_TASK INSTRUCTIONS_: Reproduce the whole listing word for word. Leave every image out.

_ENTRIES SUPPLIED_:

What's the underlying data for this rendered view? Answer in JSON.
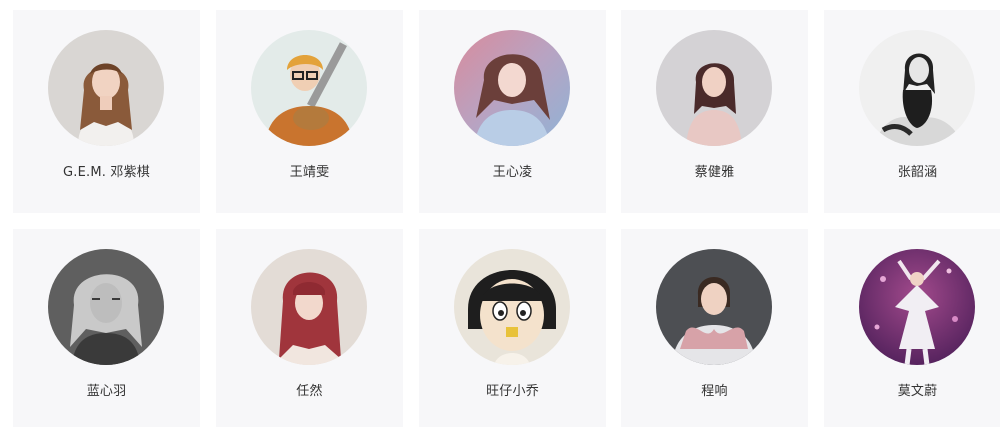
{
  "artists": [
    {
      "name": "G.E.M. 邓紫棋"
    },
    {
      "name": "王靖雯"
    },
    {
      "name": "王心凌"
    },
    {
      "name": "蔡健雅"
    },
    {
      "name": "张韶涵"
    },
    {
      "name": "蓝心羽"
    },
    {
      "name": "任然"
    },
    {
      "name": "旺仔小乔"
    },
    {
      "name": "程响"
    },
    {
      "name": "莫文蔚"
    }
  ],
  "colors": {
    "card_background": "#f7f7f9",
    "name_text": "#333333"
  }
}
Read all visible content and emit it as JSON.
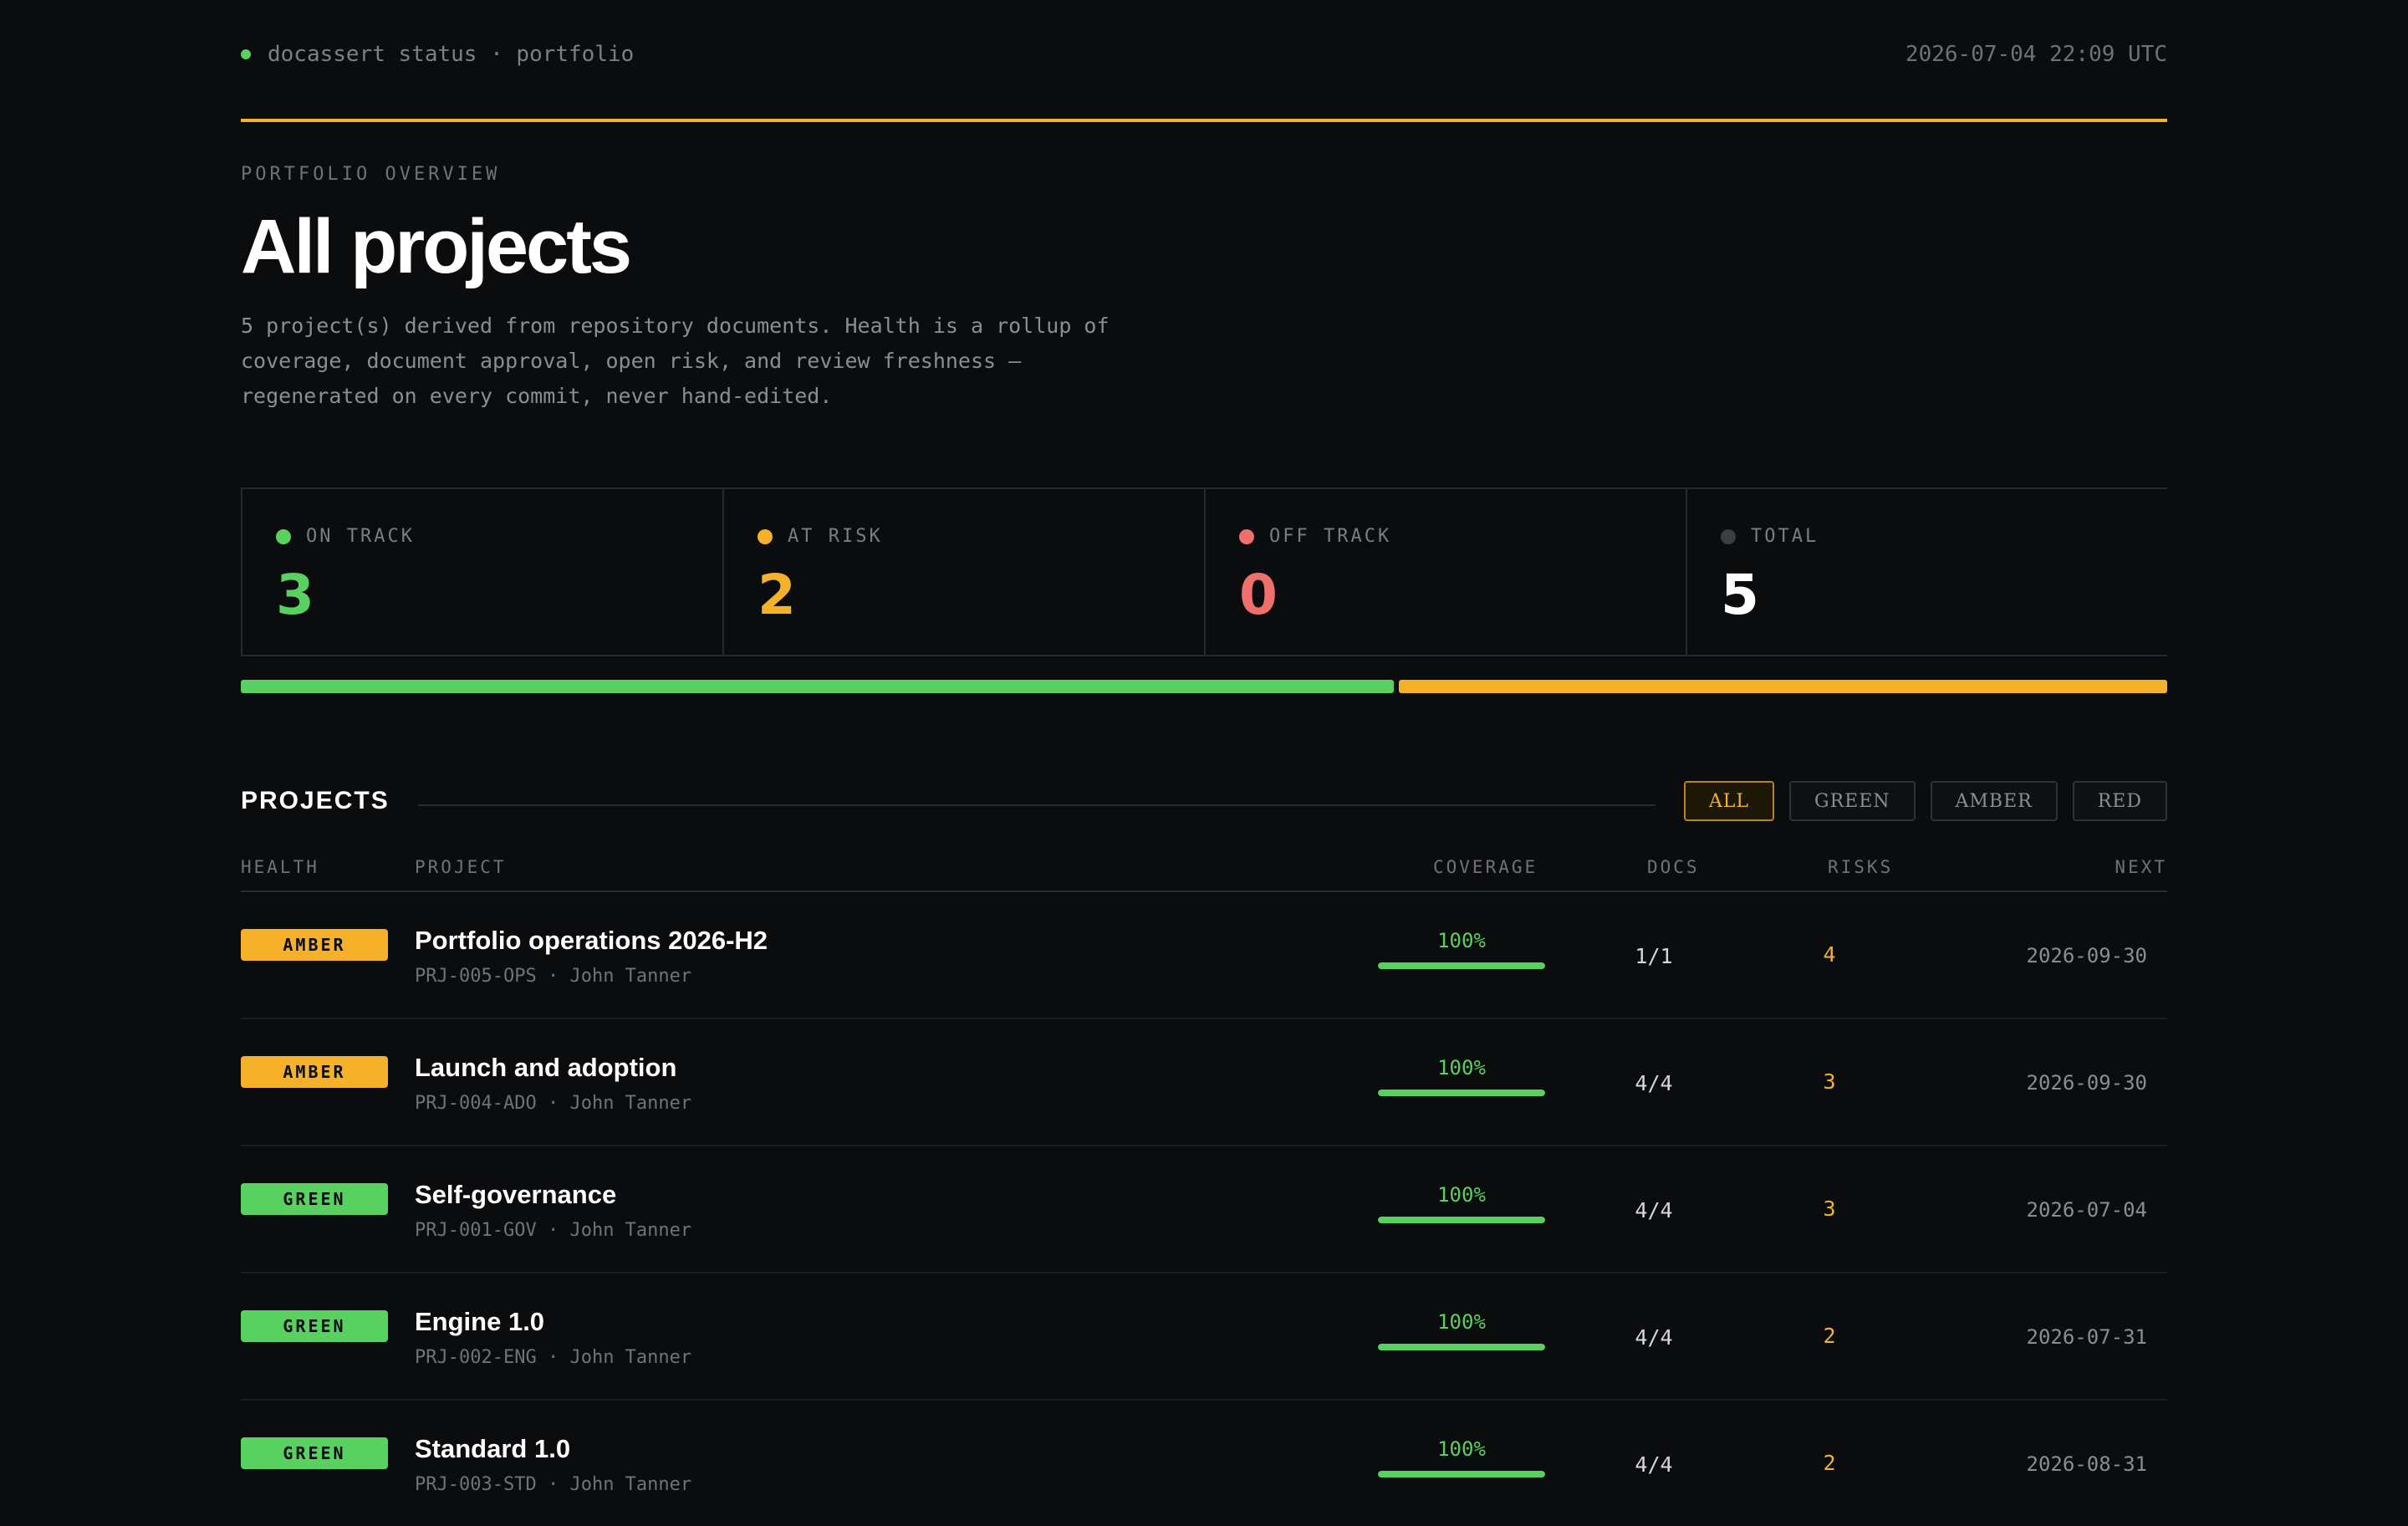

_RESPONSE_:
What's the underlying data for this rendered view? Answer in JSON.
{
  "artists": [
    {
      "name": "G.E.M. 邓紫棋"
    },
    {
      "name": "王靖雯"
    },
    {
      "name": "王心凌"
    },
    {
      "name": "蔡健雅"
    },
    {
      "name": "张韶涵"
    },
    {
      "name": "蓝心羽"
    },
    {
      "name": "任然"
    },
    {
      "name": "旺仔小乔"
    },
    {
      "name": "程响"
    },
    {
      "name": "莫文蔚"
    }
  ],
  "colors": {
    "card_background": "#f7f7f9",
    "name_text": "#333333"
  }
}
Read all visible content and emit it as JSON.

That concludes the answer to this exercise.